Cities (largest by population) Athens, Thessaloniki, Patra, Iraklio, Volos
Holiday (national) Independence Day, March 25
Holidays (public) here!
Independence Day March 25, 1821
Language Greek (official)
Religions Greek Orthodox
Coastline 13,676 km (includes islands)
(land) 130,800 sq km
(water) 1,140 sq km
(TOTAL) 131,940 sq km (includes islands)
Horizontal Width (max) 550 km (from the island of Corfu to the northeast border with Turkey)
Vertical Length (max) 693 km (from the Bulgarian border to the southern coastline of Crete)
Bordering Countries (4) Albania, Bulgaria, Macedonia and Turkey
Administrative Regions (or Peripheries) (13) Nine on the mainland and four island groups, including: Attica (Athens), Central Greece, Central Macedonia, Crete, East Macedonia and Thrace, Epirus, Ionian Islands, North Aegean, Peloponnese, South Aegean, Thessaly, West Greece and West Macedonia.
Highest Point Mount Olympus, 2,918 meters
Lowest Point Mediterranean Sea, 0 meters
Latitude/Longitude (Absolute Locations)
Athens: (capital city) 38º 00' N, 023º 44' E
Iraklio: 35º 20' N, 025º 08' E
Rhodes: 36º 26' N, 028º 13' E
Thessaloniki: 40º 38' N, 022º 56' E
World-famous for the remnants and ruins of ancient civilizations, stunning scenery and crystal clear waters, a dependable mild and sunny climate, and of course, the warm and friendly Greek hospitality, it's no wonder then that the spectacular country of Greece and its many islands are wildly popular travel destinations for students of antiquities, sun worshippers, and for all those looking for an enjoyable and relaxing vacation.
If you ever stand (and you should) next to the Parthenon (built in 450 BC) high atop the Acropolis in Athens, we guarantee that you will find it to be an inspiring experience that almost defies description. Right there in front of you in all directions is the beautiful and modern non-stop city of Athens, and at the same time, on that very spot, are some of the greatest buildings ever constructed, and they're still standing.
In Athens, and for that matter all around the country of Greece, you can literally reach out and touch great moments from the history of mankind.
The Greek Isles are an integral part of the country's tourism industry and all are served by a reliable first-rate ferry system.

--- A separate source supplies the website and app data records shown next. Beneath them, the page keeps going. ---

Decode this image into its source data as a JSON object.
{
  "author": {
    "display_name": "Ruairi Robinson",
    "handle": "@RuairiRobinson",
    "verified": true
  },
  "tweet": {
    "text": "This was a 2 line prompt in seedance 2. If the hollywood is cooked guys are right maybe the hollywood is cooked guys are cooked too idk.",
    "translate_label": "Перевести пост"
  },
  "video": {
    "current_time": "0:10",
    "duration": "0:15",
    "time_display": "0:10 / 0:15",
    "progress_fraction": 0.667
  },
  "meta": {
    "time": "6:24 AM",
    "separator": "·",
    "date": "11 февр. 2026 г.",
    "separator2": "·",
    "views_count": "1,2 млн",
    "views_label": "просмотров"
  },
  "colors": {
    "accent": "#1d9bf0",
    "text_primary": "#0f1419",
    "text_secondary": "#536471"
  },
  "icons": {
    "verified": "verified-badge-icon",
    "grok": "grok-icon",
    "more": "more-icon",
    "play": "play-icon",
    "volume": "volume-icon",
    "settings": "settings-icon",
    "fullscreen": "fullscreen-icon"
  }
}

These islands were the birthplace of many ancient civilizations, and with almost 1,500 islands to visit, there's an endless variety of things to see and do. You'll find many unspoiled beaches, coastal caves and mountains to explore, countless sailing, scuba diving, water skiing and wind surfing venues, and of course, archaeological sites at every turn.
Greece is a comfortable, friendly country and here they welcome visitors with open arms. For travel tips, city and island details, major attractions and points-of-interest, follow the links below.

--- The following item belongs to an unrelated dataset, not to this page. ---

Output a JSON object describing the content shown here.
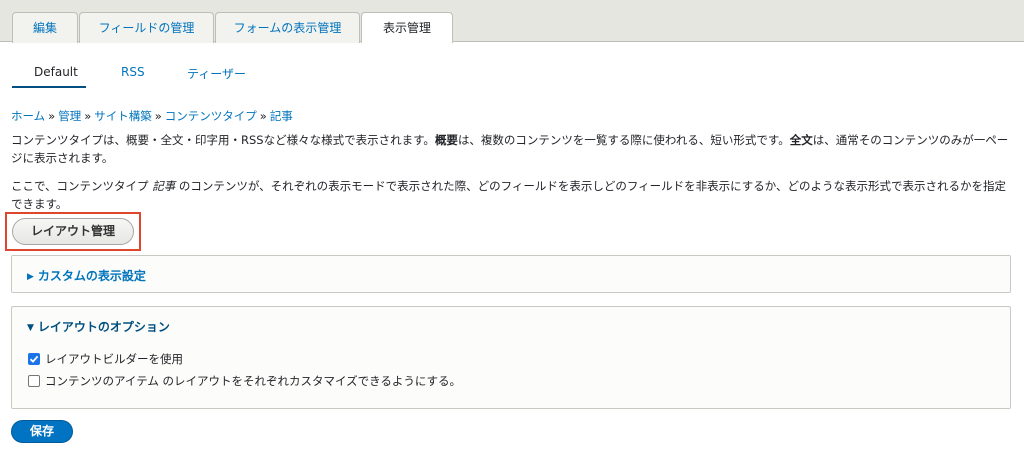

Electricity Greece runs on 220 volts AC (50 cycles). Note that most modern laptop, cell phone and digital camera chargers are dual voltage and will work perfectly in Greece with just a simple adapter plug. Find electrical adapters, products and tips here!
Times to Travel Greece enjoys a mild climate making it a perfect year-round destination. Travelers agree that the best times to visit are from June through September as the weather is frequently perfect.